The Education of Henry Adams had been an important and influential text for a decade before Henry Adams was awarded the Pulitzer Prize in autobiography in 1918. The import of the text begins with its author, the weight of its influence with its first audience; its continued appreciation has as much to do with the first two factors as the fact that it was brilliantly constructed by a man of letters at the height of his powers.

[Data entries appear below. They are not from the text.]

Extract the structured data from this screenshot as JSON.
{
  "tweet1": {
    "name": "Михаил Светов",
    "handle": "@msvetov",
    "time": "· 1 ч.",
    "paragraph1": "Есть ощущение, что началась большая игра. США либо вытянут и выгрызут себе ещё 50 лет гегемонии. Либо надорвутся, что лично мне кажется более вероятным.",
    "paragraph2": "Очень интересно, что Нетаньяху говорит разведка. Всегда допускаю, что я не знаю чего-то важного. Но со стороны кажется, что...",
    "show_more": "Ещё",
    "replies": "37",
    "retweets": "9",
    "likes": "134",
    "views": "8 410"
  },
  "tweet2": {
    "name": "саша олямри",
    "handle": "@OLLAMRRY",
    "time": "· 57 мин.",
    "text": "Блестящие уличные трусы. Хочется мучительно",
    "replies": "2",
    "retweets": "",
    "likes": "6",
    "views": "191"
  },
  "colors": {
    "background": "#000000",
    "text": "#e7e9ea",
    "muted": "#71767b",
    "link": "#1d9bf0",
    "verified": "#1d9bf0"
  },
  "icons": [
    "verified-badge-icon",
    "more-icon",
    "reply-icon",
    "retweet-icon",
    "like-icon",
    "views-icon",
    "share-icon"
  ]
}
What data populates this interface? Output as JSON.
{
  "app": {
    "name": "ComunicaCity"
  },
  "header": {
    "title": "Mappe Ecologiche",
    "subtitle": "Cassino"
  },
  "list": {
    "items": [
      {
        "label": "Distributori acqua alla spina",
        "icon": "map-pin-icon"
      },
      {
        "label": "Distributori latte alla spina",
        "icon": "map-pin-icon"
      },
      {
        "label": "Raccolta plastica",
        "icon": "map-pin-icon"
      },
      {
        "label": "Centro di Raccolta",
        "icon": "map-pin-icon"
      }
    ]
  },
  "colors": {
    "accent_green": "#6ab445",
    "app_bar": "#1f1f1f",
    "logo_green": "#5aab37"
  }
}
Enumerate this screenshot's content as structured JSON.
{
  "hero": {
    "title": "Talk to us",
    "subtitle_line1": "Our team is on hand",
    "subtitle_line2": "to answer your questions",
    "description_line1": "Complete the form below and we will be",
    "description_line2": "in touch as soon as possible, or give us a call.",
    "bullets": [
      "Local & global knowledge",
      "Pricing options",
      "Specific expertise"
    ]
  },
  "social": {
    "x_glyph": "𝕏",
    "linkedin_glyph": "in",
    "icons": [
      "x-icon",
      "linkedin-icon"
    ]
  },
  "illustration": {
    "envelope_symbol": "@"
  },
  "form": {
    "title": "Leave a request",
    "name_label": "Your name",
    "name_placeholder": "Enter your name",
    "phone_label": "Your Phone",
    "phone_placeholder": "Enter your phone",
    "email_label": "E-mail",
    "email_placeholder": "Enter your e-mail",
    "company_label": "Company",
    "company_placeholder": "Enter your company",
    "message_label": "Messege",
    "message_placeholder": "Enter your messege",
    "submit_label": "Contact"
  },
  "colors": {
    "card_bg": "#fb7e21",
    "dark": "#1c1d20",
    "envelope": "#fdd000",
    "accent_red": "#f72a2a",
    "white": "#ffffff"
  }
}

Descended from one of America’s most famous political families, Adams contributed a classic work of American historiography and one of the most famous autobiographies of American literature instead of making a great political contribution to the country. Adams does provide insight into the Adams family, a source of fascination not unlike the Kennedys, but he is curiously silent on two areas of his own life. Adams discusses his experience as private secretary to his father, minister to England during the American Civil War. However, he says almost nothing on his role as advisor and confidante to John Hay, secretary of state to President William McKinley and President Theodore Roosevelt, while the United States became a world power. The other deafening silence concerns the absence of the lessons he must have learned from his wife’s suicide.
Adams’ release of one hundred self-published folios of The Education of Henry Adams to some of the most powerful people on earth—from writers to heads of state—guaranteed interest. Those who were not among the first one hundred went to extraordinary lengths to glean any information about the contents. These one hundred copies had a preface authored by Adams. The second text was released to the general public after Adams died. This edition contained a preface penned by Adams but signed by Henry Cabot Lodge in 1918.